Wednesday, October 17, 2012

Aesthetic Experience, by Lucas Hunt

[Editor's Note: We at TLM have been fortunate to have made many friends in literary circles around the country and the world.  One such friend is Lucas Hunt, who both writes beautiful, critically-acclaimed poetry and contributes from time to time to our meager efforts here at TLM to spread the good word.  Enjoy.]

I said to my soul, be still and wait without hope, for hope would be hope for the wrong thing; wait without love, for love would be love of the wrong thing; there is yet faith, but the faith and the love are all in the waiting. Wait without thought, for you are not ready for thought: So the darkness shall be the light, and the stillness the dancing. --T.S. Eliot

Our reactions to works of art differ from our reactions to other things in a remarkable way. We look at paintings, listen to music, read poetry, and grow conscious of the distinct impressions they have on us. In a perhaps more tangible way, we stand near buildings with architectural presence, watch films with emotional resonance, and come to realize how powerful representations of life can be.

We become aware of something in ourselves as we experience works of art. There may be a strange, yet familiar, force at play, which changes our understanding of things. There may be a sudden clarity, or wild disorientation, as we participate in a dialogue with an artist who is neither present nor sure of our existence. And we pass a subjective judgment, deeply informed by the unconscious, on a work of art, that might last forever.

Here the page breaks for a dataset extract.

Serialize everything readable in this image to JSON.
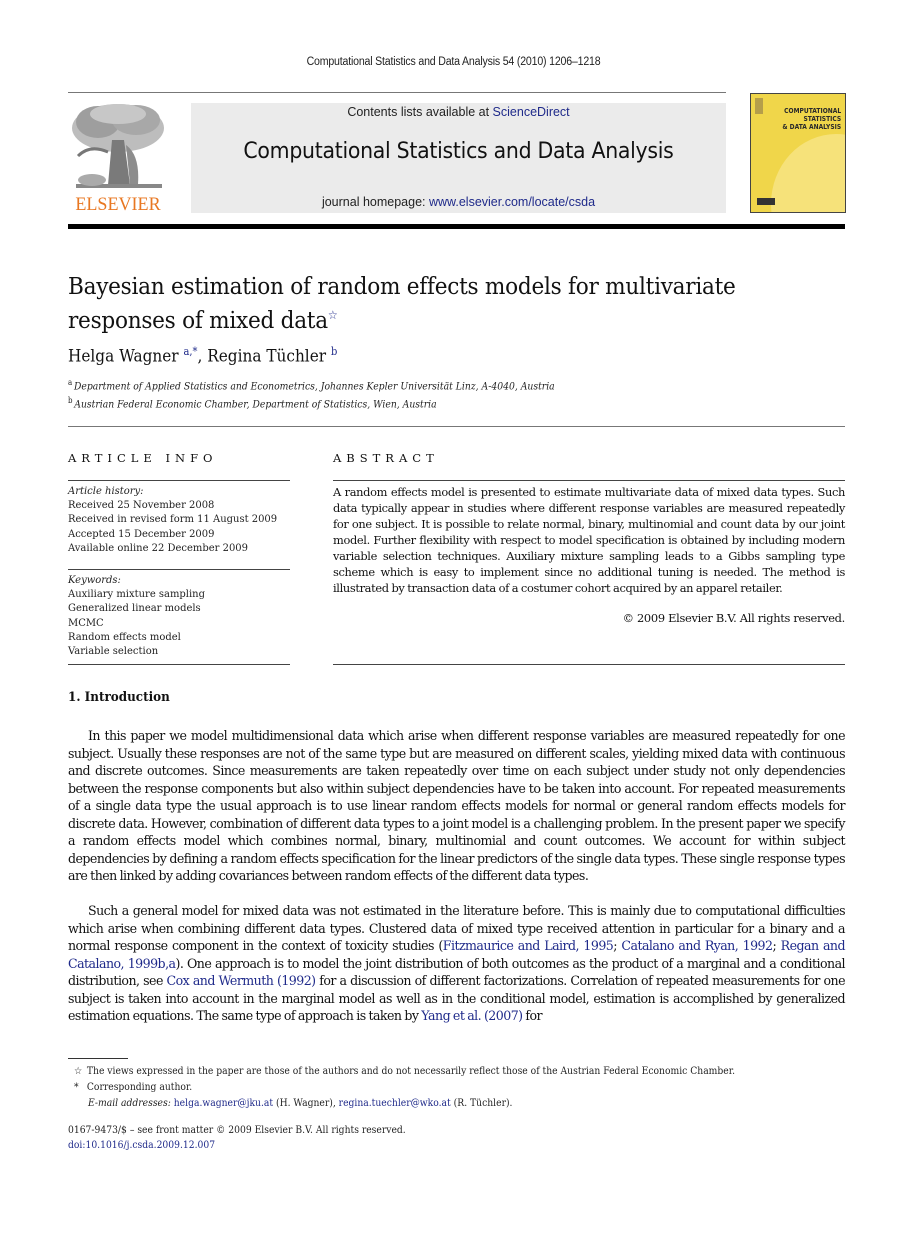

To better identify the aesthetic experience, let’s look at poetry, for a poem can burn brighter in the dark. It is a foot in the door of time, a kind of entry that makes uncommon sense to the soul. Poetry is a threshold to possibility, which incorporates all things, even death. Who does not want to come into more direct contact with life, especially thru words?

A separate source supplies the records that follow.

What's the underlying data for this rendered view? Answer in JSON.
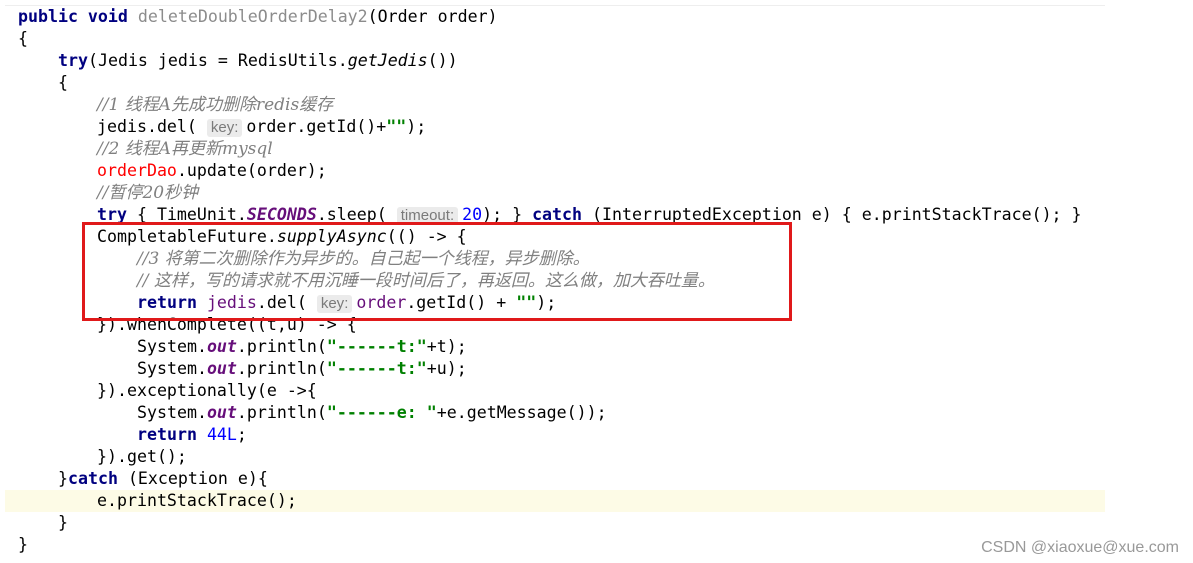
{
  "code": {
    "l1": {
      "kw": "public void ",
      "name": "deleteDoubleOrderDelay2",
      "rest": "(Order order)"
    },
    "l2": "{",
    "l3": {
      "kw": "try",
      "a": "(Jedis jedis = RedisUtils.",
      "m": "getJedis",
      "b": "())"
    },
    "l4": "{",
    "l5": "//1 线程A先成功删除redis缓存",
    "l6": {
      "a": "jedis.del( ",
      "hint_key": "key",
      "b": "order.getId()+",
      "s": "\"\"",
      "c": ");"
    },
    "l7": "//2 线程A再更新mysql",
    "l8": {
      "field": "orderDao",
      "rest": ".update(order);"
    },
    "l9": "//暂停20秒钟",
    "l10": {
      "kw1": "try",
      "a": " { TimeUnit.",
      "sf": "SECONDS",
      "b": ".sleep( ",
      "hint_key": "timeout",
      "num": "20",
      "c": "); } ",
      "kw2": "catch",
      "d": " (InterruptedException e) { e.printStackTrace(); }"
    },
    "l11": {
      "a": "CompletableFuture.",
      "m": "supplyAsync",
      "b": "(() -> {"
    },
    "l12": "//3 将第二次删除作为异步的。自己起一个线程，异步删除。",
    "l13": "// 这样，写的请求就不用沉睡一段时间后了，再返回。这么做，加大吞吐量。",
    "l14": {
      "kw": "return ",
      "local": "jedis",
      "a": ".del( ",
      "hint_key": "key",
      "local2": "order",
      "b": ".getId() + ",
      "s": "\"\"",
      "c": ");"
    },
    "l15": "}).whenComplete((t,u) -> {",
    "l16": {
      "a": "System.",
      "sf": "out",
      "b": ".println(",
      "s": "\"------t:\"",
      "c": "+t);"
    },
    "l17": {
      "a": "System.",
      "sf": "out",
      "b": ".println(",
      "s": "\"------t:\"",
      "c": "+u);"
    },
    "l18": "}).exceptionally(e ->{",
    "l19": {
      "a": "System.",
      "sf": "out",
      "b": ".println(",
      "s": "\"------e: \"",
      "c": "+e.getMessage());"
    },
    "l20": {
      "kw": "return ",
      "num": "44L",
      "c": ";"
    },
    "l21": "}).get();",
    "l22": {
      "a": "}",
      "kw": "catch",
      "b": " (Exception e){"
    },
    "l23": "e.printStackTrace();",
    "l24": "}",
    "l25": "}"
  },
  "watermark": "CSDN @xiaoxue@xue.com",
  "colors": {
    "keyword": "#000080",
    "comment": "#808080",
    "string": "#008000",
    "number": "#0000ff",
    "field": "#660e7a",
    "highlight_box": "#e0191a",
    "current_line": "#fdfbe6"
  }
}
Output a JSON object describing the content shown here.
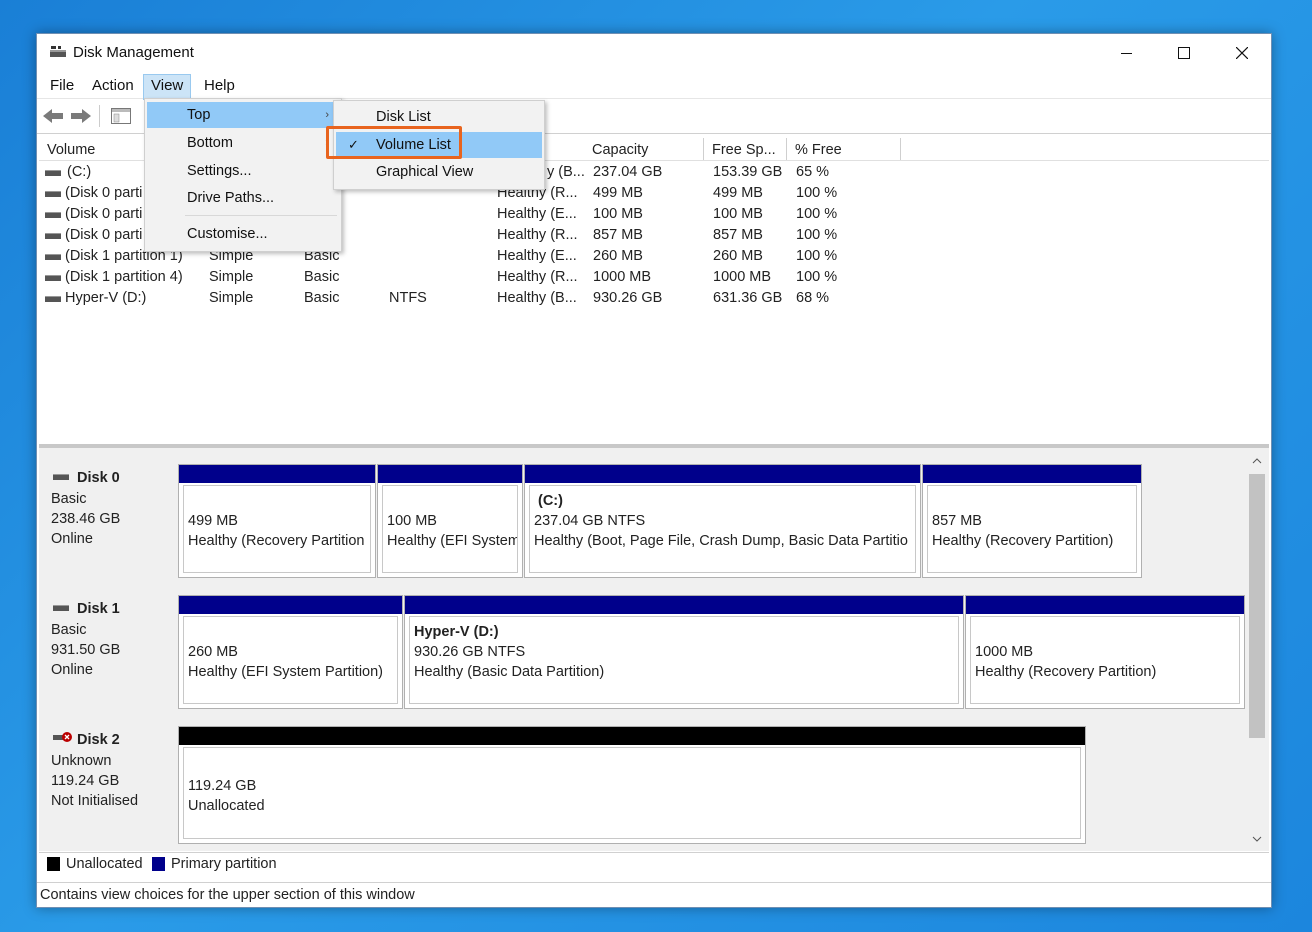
{
  "window": {
    "title": "Disk Management"
  },
  "menubar": [
    "File",
    "Action",
    "View",
    "Help"
  ],
  "view_menu": {
    "items": [
      "Top",
      "Bottom",
      "Settings...",
      "Drive Paths...",
      "Customise..."
    ]
  },
  "submenu": {
    "items": [
      "Disk List",
      "Volume List",
      "Graphical View"
    ],
    "checked": "Volume List"
  },
  "columns": [
    "Volume",
    "Capacity",
    "Free Sp...",
    "% Free"
  ],
  "volumes": [
    {
      "volume": "(C:)",
      "layout": "",
      "type": "",
      "fs": "",
      "status": "y (B...",
      "capacity": "237.04 GB",
      "free": "153.39 GB",
      "pct": "65 %"
    },
    {
      "volume": "(Disk 0 parti",
      "layout": "",
      "type": "",
      "fs": "",
      "status": "Healthy (R...",
      "capacity": "499 MB",
      "free": "499 MB",
      "pct": "100 %"
    },
    {
      "volume": "(Disk 0 parti",
      "layout": "",
      "type": "",
      "fs": "",
      "status": "Healthy (E...",
      "capacity": "100 MB",
      "free": "100 MB",
      "pct": "100 %"
    },
    {
      "volume": "(Disk 0 parti",
      "layout": "",
      "type": "",
      "fs": "",
      "status": "Healthy (R...",
      "capacity": "857 MB",
      "free": "857 MB",
      "pct": "100 %"
    },
    {
      "volume": "(Disk 1 partition 1)",
      "layout": "Simple",
      "type": "Basic",
      "fs": "",
      "status": "Healthy (E...",
      "capacity": "260 MB",
      "free": "260 MB",
      "pct": "100 %"
    },
    {
      "volume": "(Disk 1 partition 4)",
      "layout": "Simple",
      "type": "Basic",
      "fs": "",
      "status": "Healthy (R...",
      "capacity": "1000 MB",
      "free": "1000 MB",
      "pct": "100 %"
    },
    {
      "volume": "Hyper-V (D:)",
      "layout": "Simple",
      "type": "Basic",
      "fs": "NTFS",
      "status": "Healthy (B...",
      "capacity": "930.26 GB",
      "free": "631.36 GB",
      "pct": "68 %"
    }
  ],
  "disks": [
    {
      "name": "Disk 0",
      "type": "Basic",
      "size": "238.46 GB",
      "state": "Online",
      "partitions": [
        {
          "title": "",
          "line1": "499 MB",
          "line2": "Healthy (Recovery Partition"
        },
        {
          "title": "",
          "line1": "100 MB",
          "line2": "Healthy (EFI System"
        },
        {
          "title": "(C:)",
          "line1": "237.04 GB NTFS",
          "line2": "Healthy (Boot, Page File, Crash Dump, Basic Data Partitio"
        },
        {
          "title": "",
          "line1": "857 MB",
          "line2": "Healthy (Recovery Partition)"
        }
      ]
    },
    {
      "name": "Disk 1",
      "type": "Basic",
      "size": "931.50 GB",
      "state": "Online",
      "partitions": [
        {
          "title": "",
          "line1": "260 MB",
          "line2": "Healthy (EFI System Partition)"
        },
        {
          "title": "Hyper-V  (D:)",
          "line1": "930.26 GB NTFS",
          "line2": "Healthy (Basic Data Partition)"
        },
        {
          "title": "",
          "line1": "1000 MB",
          "line2": "Healthy (Recovery Partition)"
        }
      ]
    },
    {
      "name": "Disk 2",
      "type": "Unknown",
      "size": "119.24 GB",
      "state": "Not Initialised",
      "partitions": [
        {
          "title": "",
          "line1": "119.24 GB",
          "line2": "Unallocated"
        }
      ]
    }
  ],
  "legend": {
    "unallocated": "Unallocated",
    "primary": "Primary partition"
  },
  "status_text": "Contains view choices for the upper section of this window",
  "colors": {
    "primary": "#00008b",
    "unallocated": "#000000",
    "highlight_box": "#e8641e",
    "menu_highlight": "#91c9f7"
  }
}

Poetry is the most exceptional form of human language. It expresses our passion with an exactness that defies rational thought. It is the man who is alive, and the man who is dying, walking in the same direction, down the same road. When you read a poem or hear one read aloud, a lyrical transformation occurs in the heart. The rhythm of breath and pulse alter to receive the message of the poem. Its essential feeling becomes yours for a spell. It all depends on how you take it.

It was his nature to suppose,
To receive what others had supposed, without
Accepting. He received what he denied.
But as truth to be accepted, he supposed
A truth beyond all truths.

This passage from Landscape with a Boat by Wallace Stevens fits perfectly with the notion of aesthetic experience as it differs from other experiences. There are physical, mental, emotional, spiritual, and sexual experiences, to name just a few. Such experiences can be described in terms that are recognizable. We can be relatively certain that our bodies, thoughts, feelings, religious attitudes, and erotic appetites can in some way be shared with others. Aesthetic experience has another dimension.

It occurs to the artist that there is something more to life than already exists. They use the inspiration to create, and suffer from it. It is generally perceived that all people experience a type of artistic motivation at some time in their lives, but often, the impulse gets diverted to other types of experience. However, that does not mean the desire or appreciation for a purely aesthetic experience disappears in those who do not personally express it. On the contrary, the hunger grows. Witness our passion for popular music, cinema, and sporting events. (The latter is an experience with multiple aesthetic qualities, the beauty of athletic performance just one.)

Because the artist makes and does things, others can get a sense of their own creative powers thru the various forms of art. Artists act as mediums to the great aesthetic experience human beings crave. We are mortal, but that’s not it. There has always been a sense of something more, beyond ourselves, that finds expression in the notes of a song, the colors of a painting, or the words of a book. There is a fleeting thing that takes flight when we experience a work of art that comes to represent our very souls.

We were born with the ability to appreciate things not just for what they are, rather for what they might be. Aesthetic experience goes back to childhood, when our imaginations were more potent than the world. Nothing really mattered; it was what you made of things. There was an active, participatory, wildness about experience that swirled in a mix of uncontrollable fascination. If we could have spoken during our early lives (but why break the silence?), it would likely have been in poetry. The poetry of aesthetic experience.


Lucas Hunt was born in rural Iowa, and is the author of Light on the Concrete, published in 2011 to critical acclaim. He studied at the University of Iowa Writers Workshop, and in the M.F.A. program at Southampton College. He is the recipient of a John Steinbeck Award for poetry, and lives in East Hampton, New York, where he works at a literary agency.

1 comment:

  1. “poetry evokes the "mereness" of things. It is this experience that provokes the mood of calm and releases the imaginative insight we need to press back against the pressure of reality”. Through the lines we find that objects are transubstantiated by the poets inspiration to become possessions of the mind. Love this quote from  Simon Critchley in his book on Wallace Stevens. Great post